Do you like facts? I know I do! That's why I get a little obsessed when I notice published mistakes, especially when it's about something really important, like a movie.

I was writing an article about Raging Bull a couple weeks ago, and in the course of my online browsing I read the movie's Wikipedia entry. The paragraph under "Awards" caught my attention. It has since been changed slightly (by me), but here's what it said at the time:
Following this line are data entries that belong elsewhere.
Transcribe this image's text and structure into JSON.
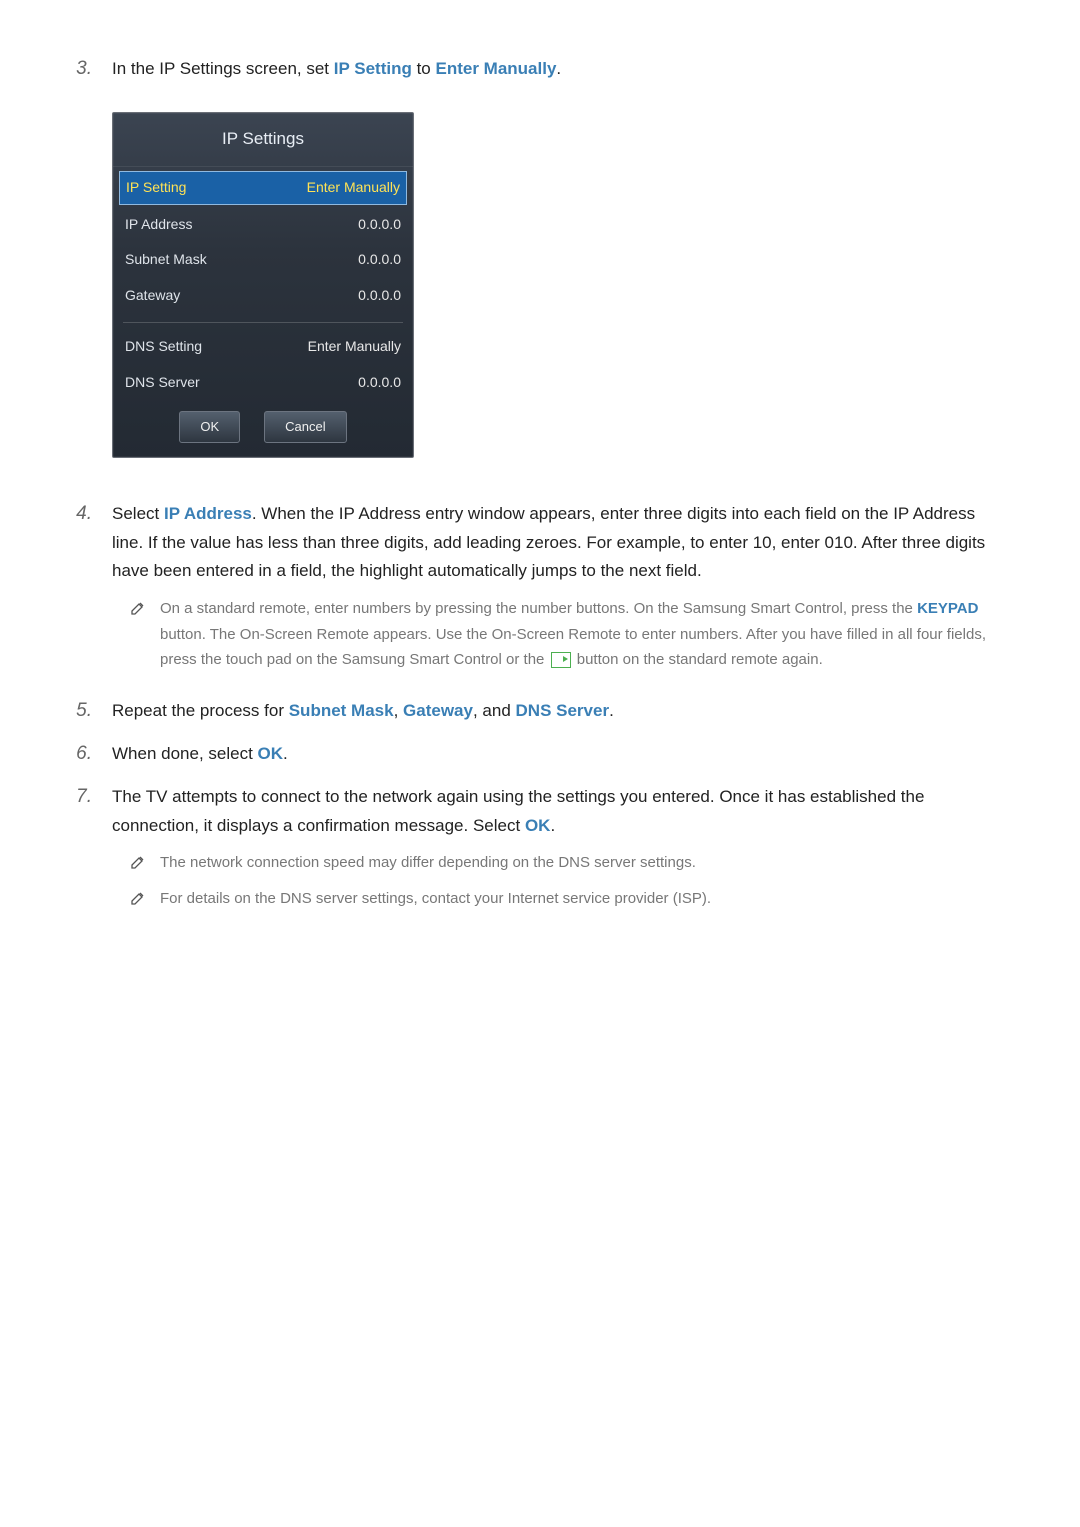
{
  "steps": {
    "s3": {
      "num": "3.",
      "text_a": "In the IP Settings screen, set ",
      "hl1": "IP Setting",
      "text_b": " to ",
      "hl2": "Enter Manually",
      "text_c": "."
    },
    "s4": {
      "num": "4.",
      "text_a": "Select ",
      "hl1": "IP Address",
      "text_b": ". When the IP Address entry window appears, enter three digits into each field on the IP Address line. If the value has less than three digits, add leading zeroes. For example, to enter 10, enter 010. After three digits have been entered in a field, the highlight automatically jumps to the next field.",
      "note1_a": "On a standard remote, enter numbers by pressing the number buttons. On the Samsung Smart Control, press the ",
      "note1_hl": "KEYPAD",
      "note1_b": " button. The On-Screen Remote appears. Use the On-Screen Remote to enter numbers. After you have filled in all four fields, press the touch pad on the Samsung Smart Control or the ",
      "note1_c": " button on the standard remote again."
    },
    "s5": {
      "num": "5.",
      "text_a": "Repeat the process for ",
      "hl1": "Subnet Mask",
      "sep1": ", ",
      "hl2": "Gateway",
      "sep2": ", and ",
      "hl3": "DNS Server",
      "text_b": "."
    },
    "s6": {
      "num": "6.",
      "text_a": "When done, select ",
      "hl1": "OK",
      "text_b": "."
    },
    "s7": {
      "num": "7.",
      "text_a": "The TV attempts to connect to the network again using the settings you entered. Once it has established the connection, it displays a confirmation message. Select ",
      "hl1": "OK",
      "text_b": ".",
      "note1": "The network connection speed may differ depending on the DNS server settings.",
      "note2": "For details on the DNS server settings, contact your Internet service provider (ISP)."
    }
  },
  "panel": {
    "title": "IP Settings",
    "rows": [
      {
        "label": "IP Setting",
        "value": "Enter Manually",
        "selected": true
      },
      {
        "label": "IP Address",
        "value": "0.0.0.0"
      },
      {
        "label": "Subnet Mask",
        "value": "0.0.0.0"
      },
      {
        "label": "Gateway",
        "value": "0.0.0.0"
      }
    ],
    "rows2": [
      {
        "label": "DNS Setting",
        "value": "Enter Manually"
      },
      {
        "label": "DNS Server",
        "value": "0.0.0.0"
      }
    ],
    "ok": "OK",
    "cancel": "Cancel"
  }
}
Raging Bull was nominated for eight Academy Awards (including Best Picture, Director, Actor, Supporting Actress, Supporting Actor, Cinematography, Sound, and Editing) at the 1980 Academy Awards. However, when it was revealed that John Hinckley, Jr.'s assassination attempt of the then president Ronald Reagan had been influenced by his love for Taxi Driver, this hurt the chances for the film to pick up the Oscar. Out of fear of being attacked, Scorsese went to the ceremony with FBI bodyguards disguised as guests who escorted him out before the announcement of the Academy Award for Best Picture was made - the winner being Ordinary People.
Huh! I thought. Here is a detail of Oscar lore that I'd never heard before. I knew about John Hinckley's obsession with Taxi Driver and Jodie Foster, of course, but I'd never realized the assassination attempt had coincided with Raging Bull being nominated for Oscars, much less that backlash against Martin Scorsese had been perceived as hurting the movie's chances. It sounded reasonable, though. It reminded me of a few years ago, when Eddie Murphy's shot at winning for Dreamgirls might have been sunk by Norbit being released just as Oscar voters were filling out their ballots.